(DATA RECORDS)

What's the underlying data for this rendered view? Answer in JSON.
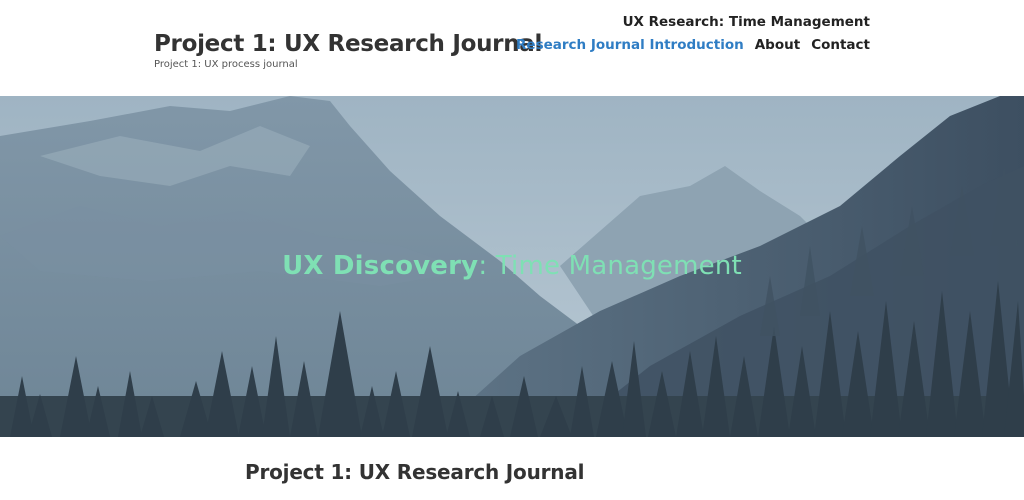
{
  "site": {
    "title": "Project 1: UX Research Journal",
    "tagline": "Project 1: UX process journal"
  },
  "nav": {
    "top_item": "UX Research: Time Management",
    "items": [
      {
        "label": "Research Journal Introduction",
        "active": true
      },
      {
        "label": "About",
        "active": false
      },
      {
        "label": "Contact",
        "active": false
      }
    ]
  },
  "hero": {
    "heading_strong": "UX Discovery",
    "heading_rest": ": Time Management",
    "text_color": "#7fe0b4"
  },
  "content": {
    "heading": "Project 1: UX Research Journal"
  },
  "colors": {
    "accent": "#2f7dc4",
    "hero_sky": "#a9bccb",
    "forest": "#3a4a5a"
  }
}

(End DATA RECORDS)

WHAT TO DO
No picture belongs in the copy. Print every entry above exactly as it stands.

YOUR SOLUTION
What's the underlying data for this rendered view? Answer in JSON.
{
  "site": {
    "title": "Project 1: UX Research Journal",
    "tagline": "Project 1: UX process journal"
  },
  "nav": {
    "top_item": "UX Research: Time Management",
    "items": [
      {
        "label": "Research Journal Introduction",
        "active": true
      },
      {
        "label": "About",
        "active": false
      },
      {
        "label": "Contact",
        "active": false
      }
    ]
  },
  "hero": {
    "heading_strong": "UX Discovery",
    "heading_rest": ": Time Management",
    "text_color": "#7fe0b4"
  },
  "content": {
    "heading": "Project 1: UX Research Journal"
  },
  "colors": {
    "accent": "#2f7dc4",
    "hero_sky": "#a9bccb",
    "forest": "#3a4a5a"
  }
}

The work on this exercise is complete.